"""
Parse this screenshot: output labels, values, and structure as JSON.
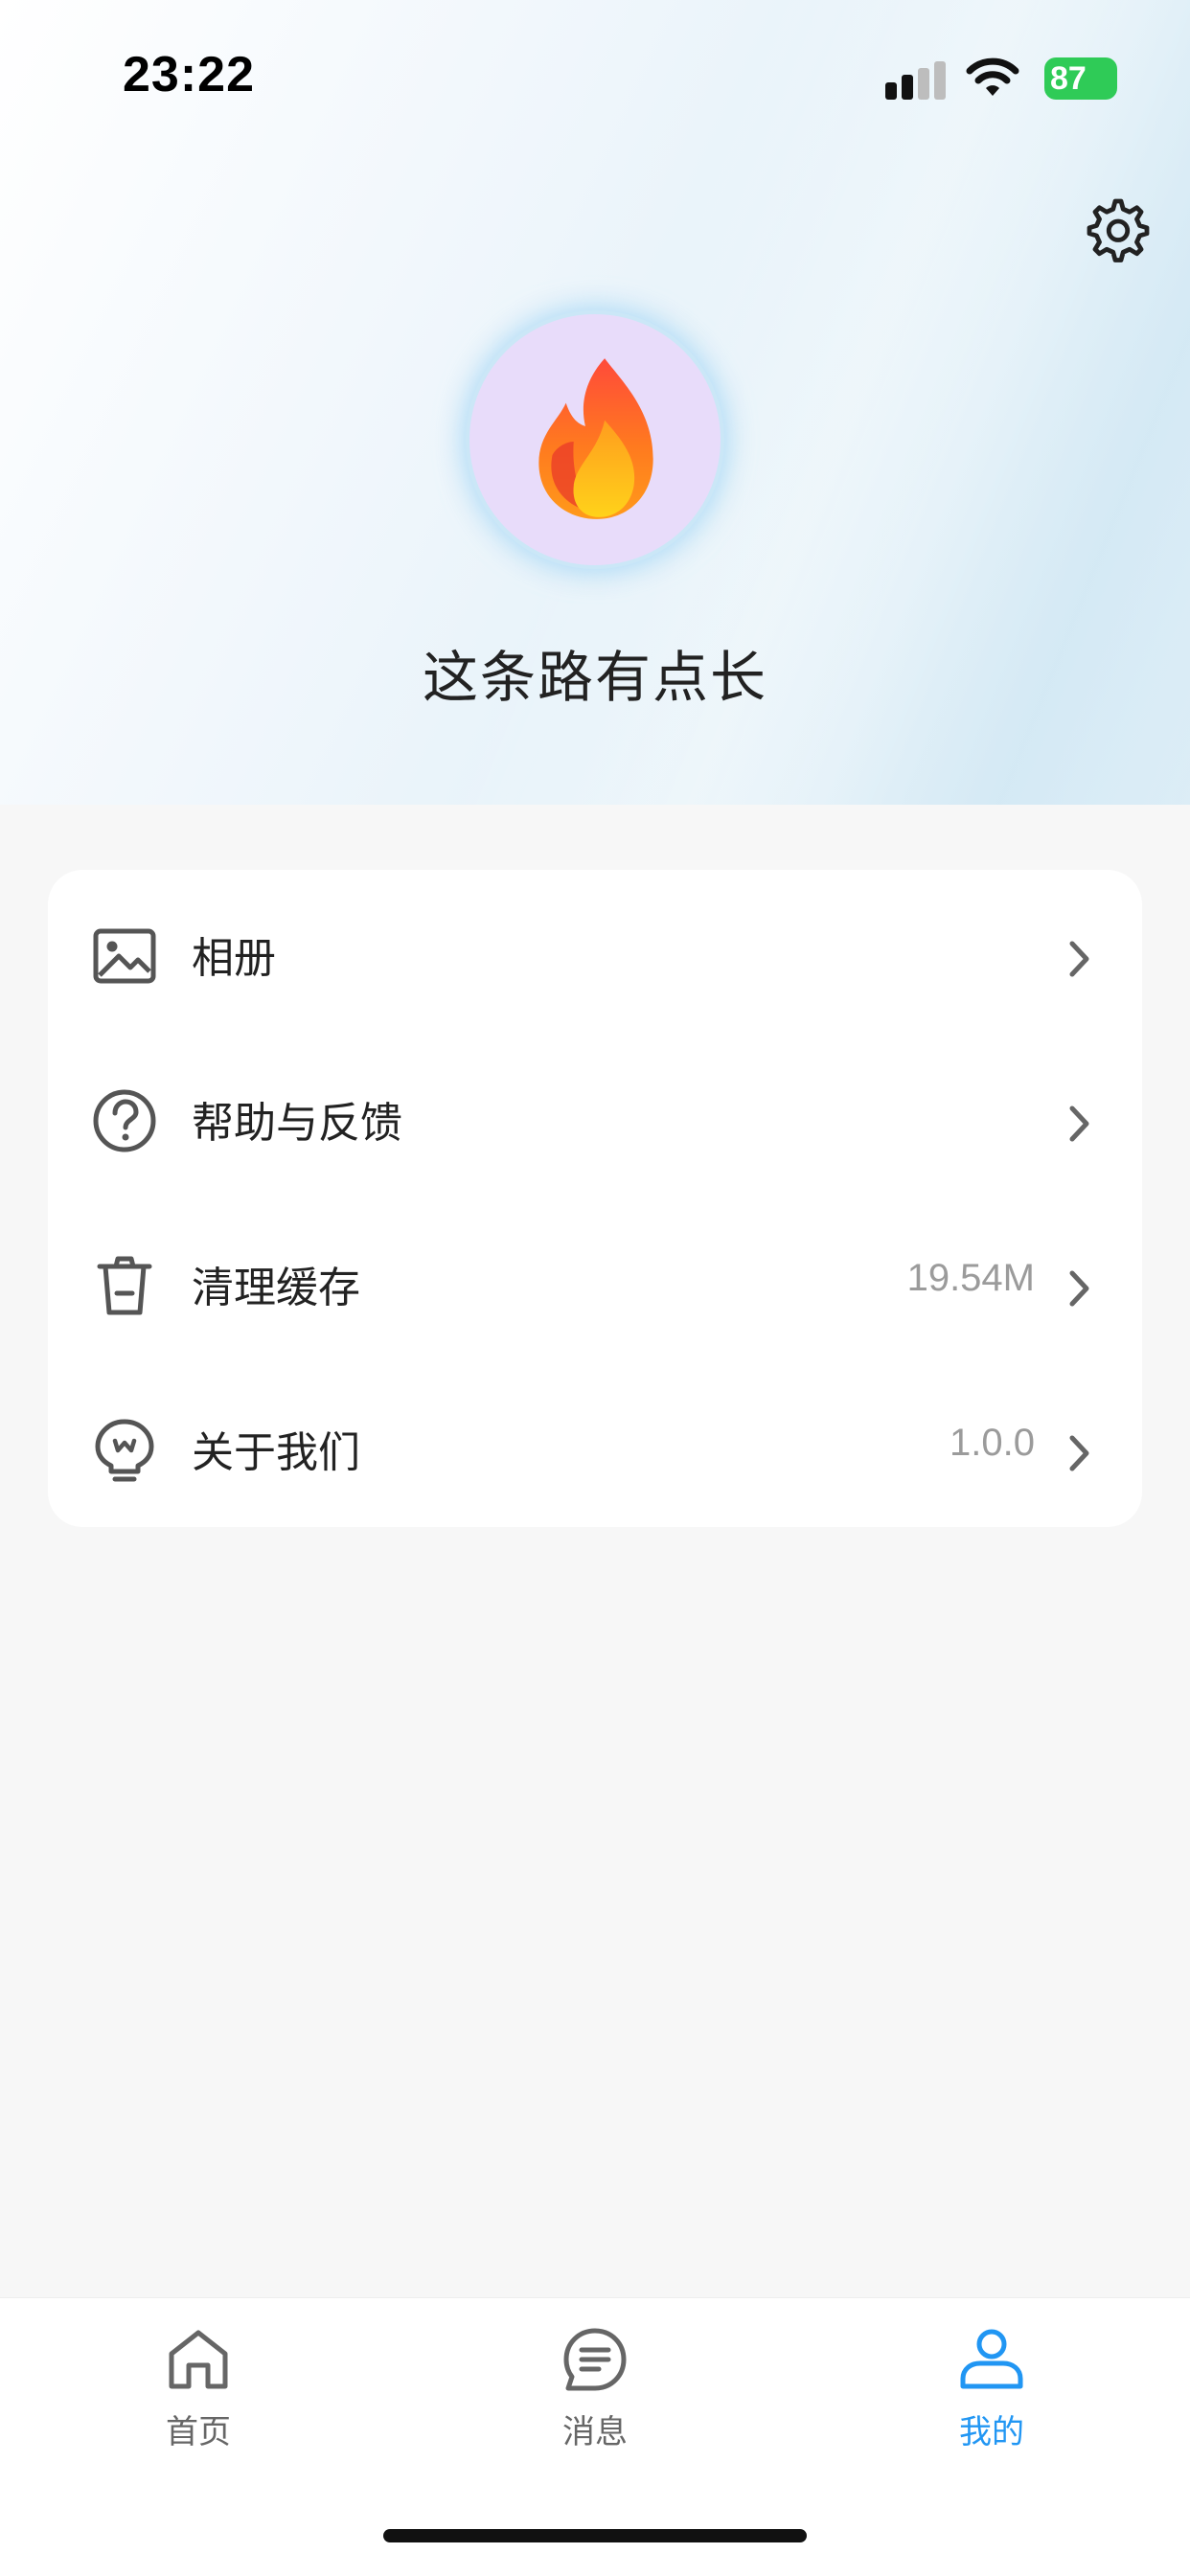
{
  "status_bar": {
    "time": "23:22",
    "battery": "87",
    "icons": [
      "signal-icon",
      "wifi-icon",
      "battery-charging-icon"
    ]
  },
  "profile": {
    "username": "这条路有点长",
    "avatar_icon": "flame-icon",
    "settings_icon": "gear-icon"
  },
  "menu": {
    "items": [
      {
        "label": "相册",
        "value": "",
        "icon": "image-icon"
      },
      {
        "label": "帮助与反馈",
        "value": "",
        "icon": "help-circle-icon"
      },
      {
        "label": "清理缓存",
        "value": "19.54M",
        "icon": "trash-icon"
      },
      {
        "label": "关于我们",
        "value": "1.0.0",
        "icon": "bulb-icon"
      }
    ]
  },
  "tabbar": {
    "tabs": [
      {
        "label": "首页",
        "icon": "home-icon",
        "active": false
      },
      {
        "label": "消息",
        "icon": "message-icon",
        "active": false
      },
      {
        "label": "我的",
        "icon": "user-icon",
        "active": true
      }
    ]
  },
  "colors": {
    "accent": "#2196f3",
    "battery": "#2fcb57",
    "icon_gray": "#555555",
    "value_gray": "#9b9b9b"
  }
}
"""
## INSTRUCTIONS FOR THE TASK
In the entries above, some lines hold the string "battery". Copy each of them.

## RESPONSE
    "battery": "87",
      "battery-charging-icon"
    "battery": "#2fcb57",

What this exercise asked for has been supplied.